At 5 p.m., the dollar stood at ¥97.70-72, up from ¥96.75-76 at the same time Monday.
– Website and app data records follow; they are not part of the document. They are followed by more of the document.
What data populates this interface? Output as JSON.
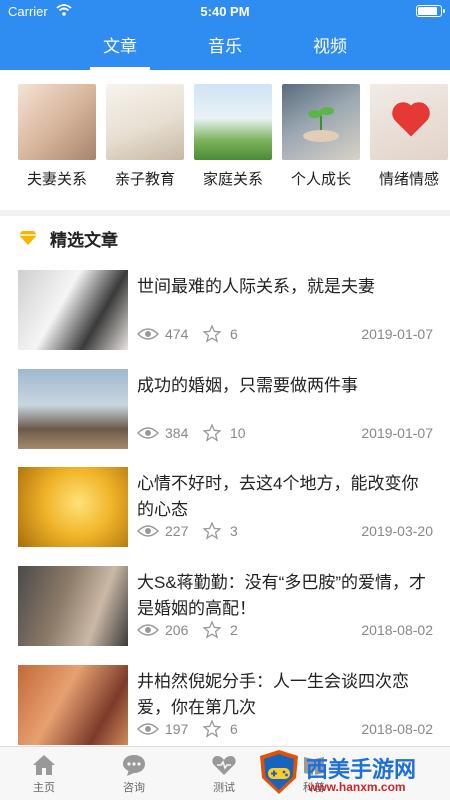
{
  "status_bar": {
    "carrier": "Carrier",
    "time": "5:40 PM",
    "icons": [
      "wifi-icon",
      "battery-icon"
    ]
  },
  "tabs": [
    {
      "label": "文章",
      "active": true
    },
    {
      "label": "音乐",
      "active": false
    },
    {
      "label": "视频",
      "active": false
    }
  ],
  "categories": [
    {
      "label": "夫妻关系",
      "image": "couple-photo"
    },
    {
      "label": "亲子教育",
      "image": "family-reading-photo"
    },
    {
      "label": "家庭关系",
      "image": "family-outdoor-photo"
    },
    {
      "label": "个人成长",
      "image": "sprout-in-hand-photo"
    },
    {
      "label": "情绪情感",
      "image": "red-heart-photo"
    }
  ],
  "section": {
    "title": "精选文章",
    "icon": "diamond-icon",
    "accent": "#f5b400"
  },
  "articles": [
    {
      "title": "世间最难的人际关系，就是夫妻",
      "views": "474",
      "likes": "6",
      "date": "2019-01-07",
      "thumb": "wedding-couple-photo"
    },
    {
      "title": "成功的婚姻，只需要做两件事",
      "views": "384",
      "likes": "10",
      "date": "2019-01-07",
      "thumb": "city-rings-photo"
    },
    {
      "title": "心情不好时，去这4个地方，能改变你的心态",
      "views": "227",
      "likes": "3",
      "date": "2019-03-20",
      "thumb": "golden-dandelion-photo"
    },
    {
      "title": "大S&蒋勤勤：没有“多巴胺”的爱情，才是婚姻的高配！",
      "views": "206",
      "likes": "2",
      "date": "2018-08-02",
      "thumb": "drama-still-photo"
    },
    {
      "title": "井柏然倪妮分手：人一生会谈四次恋爱，你在第几次",
      "views": "197",
      "likes": "6",
      "date": "2018-08-02",
      "thumb": "couple-movie-photo"
    }
  ],
  "bottom_nav": [
    {
      "label": "主页",
      "icon": "home-icon"
    },
    {
      "label": "咨询",
      "icon": "chat-icon"
    },
    {
      "label": "测试",
      "icon": "heart-check-icon"
    },
    {
      "label": "科普",
      "icon": "book-icon"
    }
  ],
  "watermark": {
    "name": "西美手游网",
    "url": "www.hanxm.com"
  },
  "colors": {
    "primary": "#2f8cf0",
    "text": "#222222",
    "muted": "#888888"
  }
}
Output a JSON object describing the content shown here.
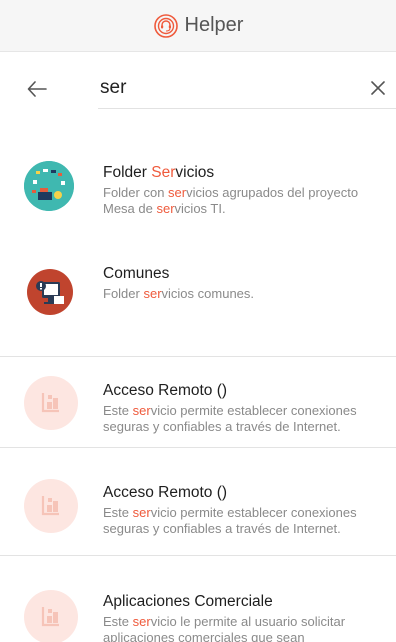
{
  "app": {
    "title": "Helper"
  },
  "search": {
    "query": "ser",
    "placeholder": ""
  },
  "results": [
    {
      "title_pre": "Folder ",
      "title_hl": "Ser",
      "title_post": "vicios",
      "desc": [
        {
          "t": "Folder con "
        },
        {
          "t": "ser",
          "hl": true
        },
        {
          "t": "vicios agrupados del proyecto Mesa de "
        },
        {
          "t": "ser",
          "hl": true
        },
        {
          "t": "vicios TI."
        }
      ],
      "icon": "folder-servicios-icon"
    },
    {
      "title_pre": "Comunes",
      "title_hl": "",
      "title_post": "",
      "desc": [
        {
          "t": "Folder "
        },
        {
          "t": "ser",
          "hl": true
        },
        {
          "t": "vicios comunes."
        }
      ],
      "icon": "comunes-icon"
    },
    {
      "title_pre": "Acceso Remoto ()",
      "title_hl": "",
      "title_post": "",
      "desc": [
        {
          "t": "Este "
        },
        {
          "t": "ser",
          "hl": true
        },
        {
          "t": "vicio permite establecer conexiones seguras y confiables a través de Internet."
        }
      ],
      "icon": "service-placeholder-icon"
    },
    {
      "title_pre": "Acceso Remoto ()",
      "title_hl": "",
      "title_post": "",
      "desc": [
        {
          "t": "Este "
        },
        {
          "t": "ser",
          "hl": true
        },
        {
          "t": "vicio permite establecer conexiones seguras y confiables a través de Internet."
        }
      ],
      "icon": "service-placeholder-icon"
    },
    {
      "title_pre": "Aplicaciones Comerciale",
      "title_hl": "",
      "title_post": "",
      "desc": [
        {
          "t": "Este "
        },
        {
          "t": "ser",
          "hl": true
        },
        {
          "t": "vicio le permite al usuario solicitar aplicaciones comerciales que sean"
        }
      ],
      "icon": "service-placeholder-icon"
    }
  ],
  "colors": {
    "highlight": "#ef5a3c",
    "brand": "#ef5a3c",
    "placeholder_icon_bg": "#fde6e1"
  }
}
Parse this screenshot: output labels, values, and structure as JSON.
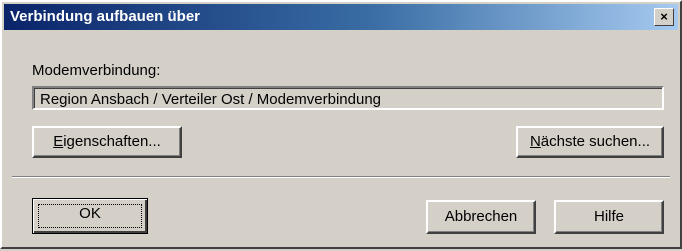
{
  "window": {
    "title": "Verbindung aufbauen über",
    "close_glyph": "×"
  },
  "main": {
    "connection_label": "Modemverbindung:",
    "connection_value": "Region Ansbach / Verteiler Ost / Modemverbindung"
  },
  "buttons": {
    "properties_access": "E",
    "properties_rest": "igenschaften...",
    "next_access": "N",
    "next_rest": "ächste suchen...",
    "ok": "OK",
    "cancel": "Abbrechen",
    "help": "Hilfe"
  }
}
The euro was quoted at $1.3291-3294, down from $1.3306-3307, and at ¥129.87-90, up from ¥128.74-76.
In early trading, the dollar rose above ¥97 on hopes for a rise in Japanese stock prices following news that Prime Minister Shinzo Abe instructed his team to consider corporate tax cuts in line with the planned sales tax hike next April, market sources said.
“If corporate tax cuts become a key item in the Abe government’s economic growth strategy, it would be positive for the Japanese economy,” a foreign exchange strategist said.
After rising to levels near ¥97.50, the dollar drew selling aimed at locking in profits.
The dollar later attracted renewed demand as Tokyo stocks extended gains toward the close.
“On the back of higher stock prices, currency players were more willing to take investment risks and sold the yen, regarded as a safe-haven currency,” a major trust bank official said.
After European players joined trading in late hours, the dollar accelerated its upswing and rose above ¥97.50.
The dollar was supported by expectations for good numbers in upcoming U.S. economic data, including retail sales in July, due out later Tuesday, the July consumer price index and the July industrial output index, both set for release Thursday, market sources said.
Still, an official at a foreign exchange broker said that as strong readings are projected for U.S. retail sales, the dollar will face heavy selling if the data turn out weak.